# WHAT IS REQUIRED
For the word "azure", return each line of the data in which it occurs.

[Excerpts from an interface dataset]

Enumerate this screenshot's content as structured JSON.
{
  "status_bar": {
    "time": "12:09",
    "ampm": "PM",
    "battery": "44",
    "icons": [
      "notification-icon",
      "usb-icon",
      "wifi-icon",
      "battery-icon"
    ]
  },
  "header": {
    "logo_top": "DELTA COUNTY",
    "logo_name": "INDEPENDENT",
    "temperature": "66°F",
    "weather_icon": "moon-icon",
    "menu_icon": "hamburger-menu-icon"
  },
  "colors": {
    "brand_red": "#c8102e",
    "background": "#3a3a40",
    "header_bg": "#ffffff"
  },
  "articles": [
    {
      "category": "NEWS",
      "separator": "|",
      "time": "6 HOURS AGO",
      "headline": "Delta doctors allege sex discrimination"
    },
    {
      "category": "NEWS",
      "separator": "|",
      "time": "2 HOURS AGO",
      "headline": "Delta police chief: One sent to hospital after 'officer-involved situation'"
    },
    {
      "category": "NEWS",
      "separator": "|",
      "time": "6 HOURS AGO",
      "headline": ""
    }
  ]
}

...

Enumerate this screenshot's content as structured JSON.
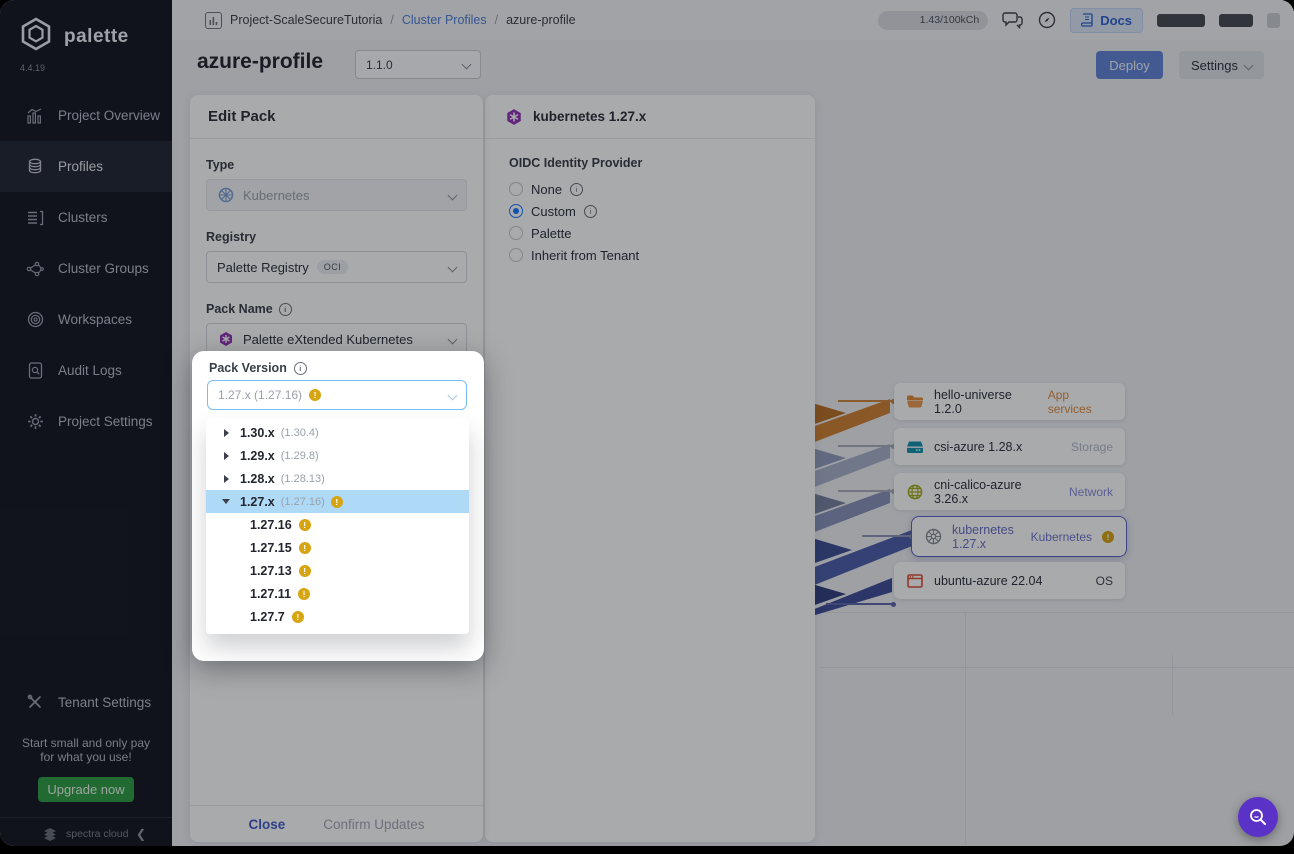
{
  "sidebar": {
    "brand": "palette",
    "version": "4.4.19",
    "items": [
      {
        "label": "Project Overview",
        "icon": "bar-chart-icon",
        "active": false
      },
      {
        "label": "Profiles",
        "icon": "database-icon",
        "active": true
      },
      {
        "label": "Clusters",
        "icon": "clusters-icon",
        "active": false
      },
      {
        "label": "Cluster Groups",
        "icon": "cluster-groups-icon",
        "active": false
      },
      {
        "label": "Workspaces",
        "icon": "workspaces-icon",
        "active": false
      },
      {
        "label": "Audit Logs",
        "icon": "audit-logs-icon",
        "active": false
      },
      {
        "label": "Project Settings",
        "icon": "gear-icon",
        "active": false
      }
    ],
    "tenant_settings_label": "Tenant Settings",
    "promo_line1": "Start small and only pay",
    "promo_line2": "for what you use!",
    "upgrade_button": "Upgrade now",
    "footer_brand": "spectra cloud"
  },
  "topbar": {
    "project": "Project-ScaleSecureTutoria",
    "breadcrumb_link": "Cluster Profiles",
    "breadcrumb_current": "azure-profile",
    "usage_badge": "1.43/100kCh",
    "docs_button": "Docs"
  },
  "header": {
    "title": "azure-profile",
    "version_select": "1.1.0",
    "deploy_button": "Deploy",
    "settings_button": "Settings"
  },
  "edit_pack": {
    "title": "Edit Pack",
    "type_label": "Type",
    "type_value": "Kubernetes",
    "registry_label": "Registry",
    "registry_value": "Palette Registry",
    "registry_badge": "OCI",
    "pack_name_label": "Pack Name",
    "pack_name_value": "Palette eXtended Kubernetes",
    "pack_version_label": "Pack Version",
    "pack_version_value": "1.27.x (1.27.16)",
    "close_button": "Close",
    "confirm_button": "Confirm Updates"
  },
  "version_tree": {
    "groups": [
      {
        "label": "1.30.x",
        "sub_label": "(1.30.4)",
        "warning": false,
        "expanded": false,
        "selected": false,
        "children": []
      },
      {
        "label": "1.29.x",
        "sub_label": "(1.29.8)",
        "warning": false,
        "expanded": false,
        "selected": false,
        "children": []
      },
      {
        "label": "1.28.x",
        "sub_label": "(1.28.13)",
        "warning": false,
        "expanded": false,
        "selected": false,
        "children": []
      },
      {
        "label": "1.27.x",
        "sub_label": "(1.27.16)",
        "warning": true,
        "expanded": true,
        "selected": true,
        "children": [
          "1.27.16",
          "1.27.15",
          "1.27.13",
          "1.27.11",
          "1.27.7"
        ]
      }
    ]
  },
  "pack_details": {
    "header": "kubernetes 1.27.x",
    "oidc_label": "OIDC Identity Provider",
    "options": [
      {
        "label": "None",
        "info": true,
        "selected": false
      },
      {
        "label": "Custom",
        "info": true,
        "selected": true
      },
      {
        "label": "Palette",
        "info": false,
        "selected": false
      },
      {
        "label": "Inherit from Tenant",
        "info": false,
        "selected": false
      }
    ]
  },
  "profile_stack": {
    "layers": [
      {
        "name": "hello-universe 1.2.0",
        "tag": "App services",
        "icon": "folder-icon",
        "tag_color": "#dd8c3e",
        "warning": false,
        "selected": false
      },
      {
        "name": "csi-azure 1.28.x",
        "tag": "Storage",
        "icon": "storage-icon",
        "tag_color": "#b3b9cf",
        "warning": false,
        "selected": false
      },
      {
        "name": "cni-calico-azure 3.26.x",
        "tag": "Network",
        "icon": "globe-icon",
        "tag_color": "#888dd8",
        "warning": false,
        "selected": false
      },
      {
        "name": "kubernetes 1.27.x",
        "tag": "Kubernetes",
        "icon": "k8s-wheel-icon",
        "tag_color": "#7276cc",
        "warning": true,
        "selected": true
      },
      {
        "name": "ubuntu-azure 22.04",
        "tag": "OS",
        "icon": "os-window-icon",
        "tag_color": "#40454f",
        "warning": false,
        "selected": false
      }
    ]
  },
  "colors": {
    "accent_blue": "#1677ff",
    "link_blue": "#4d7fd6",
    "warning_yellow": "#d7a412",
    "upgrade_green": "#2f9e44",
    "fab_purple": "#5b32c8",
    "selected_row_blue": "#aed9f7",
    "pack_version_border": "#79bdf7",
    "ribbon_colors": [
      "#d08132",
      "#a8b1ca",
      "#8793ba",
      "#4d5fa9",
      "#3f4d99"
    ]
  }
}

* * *

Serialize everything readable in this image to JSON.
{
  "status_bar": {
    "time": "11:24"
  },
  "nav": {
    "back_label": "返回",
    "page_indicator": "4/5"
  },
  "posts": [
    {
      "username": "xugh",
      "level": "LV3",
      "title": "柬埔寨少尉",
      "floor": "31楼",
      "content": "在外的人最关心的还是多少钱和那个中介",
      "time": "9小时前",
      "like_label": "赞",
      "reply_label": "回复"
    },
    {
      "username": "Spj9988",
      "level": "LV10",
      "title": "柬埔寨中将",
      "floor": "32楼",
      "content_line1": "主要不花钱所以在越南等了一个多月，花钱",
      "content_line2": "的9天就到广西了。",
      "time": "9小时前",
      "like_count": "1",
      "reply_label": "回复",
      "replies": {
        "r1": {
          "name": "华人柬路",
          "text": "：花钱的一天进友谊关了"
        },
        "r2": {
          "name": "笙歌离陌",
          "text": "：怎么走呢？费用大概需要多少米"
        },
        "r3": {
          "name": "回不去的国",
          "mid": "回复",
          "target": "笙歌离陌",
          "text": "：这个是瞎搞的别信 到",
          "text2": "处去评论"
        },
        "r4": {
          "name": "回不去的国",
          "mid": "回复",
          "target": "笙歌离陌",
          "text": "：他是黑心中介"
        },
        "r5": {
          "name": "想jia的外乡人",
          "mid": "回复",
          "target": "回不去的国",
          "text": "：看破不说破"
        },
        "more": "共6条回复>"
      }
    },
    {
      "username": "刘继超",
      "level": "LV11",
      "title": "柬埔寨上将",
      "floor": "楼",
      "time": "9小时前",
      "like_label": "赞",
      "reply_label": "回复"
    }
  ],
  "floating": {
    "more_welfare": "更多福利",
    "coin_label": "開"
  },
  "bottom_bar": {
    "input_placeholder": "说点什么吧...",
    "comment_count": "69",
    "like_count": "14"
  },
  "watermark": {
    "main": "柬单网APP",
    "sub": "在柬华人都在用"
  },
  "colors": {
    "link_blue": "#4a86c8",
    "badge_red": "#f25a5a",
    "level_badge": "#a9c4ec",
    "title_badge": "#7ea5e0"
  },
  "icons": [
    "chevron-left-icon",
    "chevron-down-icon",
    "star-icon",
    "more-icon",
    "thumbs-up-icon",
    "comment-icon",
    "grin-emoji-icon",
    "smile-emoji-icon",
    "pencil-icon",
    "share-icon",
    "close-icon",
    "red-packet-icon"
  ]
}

# YOUR RESPONSE
    "breadcrumb_current": "azure-profile",
    "title": "azure-profile",
        "name": "csi-azure 1.28.x",
        "name": "cni-calico-azure 3.26.x",
        "name": "ubuntu-azure 22.04",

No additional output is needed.